**Exercise:** Where a line below holds the string "취득가액", copy that line.
[Data records — start]
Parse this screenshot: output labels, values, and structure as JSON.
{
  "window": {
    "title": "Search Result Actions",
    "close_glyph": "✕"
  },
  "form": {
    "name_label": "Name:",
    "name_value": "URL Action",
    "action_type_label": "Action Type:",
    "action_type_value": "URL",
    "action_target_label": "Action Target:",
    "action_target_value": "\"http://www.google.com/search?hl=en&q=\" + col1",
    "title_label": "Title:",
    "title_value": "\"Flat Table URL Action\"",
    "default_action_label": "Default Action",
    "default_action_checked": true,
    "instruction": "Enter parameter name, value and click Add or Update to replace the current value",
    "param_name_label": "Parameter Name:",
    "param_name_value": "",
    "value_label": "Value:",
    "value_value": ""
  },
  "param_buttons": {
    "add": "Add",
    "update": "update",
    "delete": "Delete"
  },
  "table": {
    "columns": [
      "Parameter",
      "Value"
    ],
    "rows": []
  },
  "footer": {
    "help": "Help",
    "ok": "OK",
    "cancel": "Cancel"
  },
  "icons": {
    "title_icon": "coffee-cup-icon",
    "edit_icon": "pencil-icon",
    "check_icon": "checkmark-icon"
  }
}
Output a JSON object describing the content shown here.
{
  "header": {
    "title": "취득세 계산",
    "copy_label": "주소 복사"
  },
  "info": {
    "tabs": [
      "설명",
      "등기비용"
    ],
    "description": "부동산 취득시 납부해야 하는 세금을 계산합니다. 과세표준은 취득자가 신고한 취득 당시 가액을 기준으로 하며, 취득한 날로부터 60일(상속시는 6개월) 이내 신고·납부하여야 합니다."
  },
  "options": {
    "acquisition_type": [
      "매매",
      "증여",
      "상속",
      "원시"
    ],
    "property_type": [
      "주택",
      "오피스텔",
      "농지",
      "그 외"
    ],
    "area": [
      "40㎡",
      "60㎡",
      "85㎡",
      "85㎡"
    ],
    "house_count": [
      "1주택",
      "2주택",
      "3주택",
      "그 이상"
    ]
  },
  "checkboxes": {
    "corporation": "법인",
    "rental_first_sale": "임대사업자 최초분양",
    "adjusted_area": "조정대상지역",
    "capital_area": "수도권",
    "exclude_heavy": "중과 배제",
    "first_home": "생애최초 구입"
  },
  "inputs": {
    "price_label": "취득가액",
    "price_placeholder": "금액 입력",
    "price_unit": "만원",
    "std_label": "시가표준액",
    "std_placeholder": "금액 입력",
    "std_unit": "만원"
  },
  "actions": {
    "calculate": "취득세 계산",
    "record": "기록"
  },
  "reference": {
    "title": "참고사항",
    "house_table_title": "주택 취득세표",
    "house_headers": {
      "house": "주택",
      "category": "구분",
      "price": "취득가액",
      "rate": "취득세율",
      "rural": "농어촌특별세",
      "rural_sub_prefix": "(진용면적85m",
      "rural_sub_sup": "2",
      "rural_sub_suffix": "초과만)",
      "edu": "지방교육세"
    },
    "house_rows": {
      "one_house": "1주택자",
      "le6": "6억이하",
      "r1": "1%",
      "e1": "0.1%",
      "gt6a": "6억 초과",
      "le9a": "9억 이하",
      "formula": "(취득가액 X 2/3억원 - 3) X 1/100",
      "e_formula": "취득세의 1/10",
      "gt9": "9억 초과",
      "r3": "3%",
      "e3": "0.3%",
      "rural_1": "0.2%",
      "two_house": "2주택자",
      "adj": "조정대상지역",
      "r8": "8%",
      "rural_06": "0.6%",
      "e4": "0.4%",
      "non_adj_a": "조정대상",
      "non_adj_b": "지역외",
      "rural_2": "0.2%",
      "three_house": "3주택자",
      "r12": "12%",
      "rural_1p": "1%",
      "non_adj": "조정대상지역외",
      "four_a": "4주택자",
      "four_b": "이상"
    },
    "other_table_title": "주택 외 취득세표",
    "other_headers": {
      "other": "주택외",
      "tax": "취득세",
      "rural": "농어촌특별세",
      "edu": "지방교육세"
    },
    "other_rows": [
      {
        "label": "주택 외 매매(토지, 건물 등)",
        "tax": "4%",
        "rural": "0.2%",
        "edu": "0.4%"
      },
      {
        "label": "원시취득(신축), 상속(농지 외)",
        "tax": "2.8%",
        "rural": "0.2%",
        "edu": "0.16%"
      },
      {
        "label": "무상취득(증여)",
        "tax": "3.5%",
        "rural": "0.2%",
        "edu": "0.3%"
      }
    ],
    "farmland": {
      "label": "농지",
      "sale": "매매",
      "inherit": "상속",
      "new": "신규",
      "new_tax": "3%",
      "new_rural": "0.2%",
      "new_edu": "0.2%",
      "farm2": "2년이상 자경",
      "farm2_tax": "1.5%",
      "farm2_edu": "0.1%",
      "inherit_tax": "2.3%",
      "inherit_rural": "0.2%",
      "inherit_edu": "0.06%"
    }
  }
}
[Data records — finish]
**Solution to the problem:**
    "price_label": "취득가액",
      "price": "취득가액",
      "formula": "(취득가액 X 2/3억원 - 3) X 1/100",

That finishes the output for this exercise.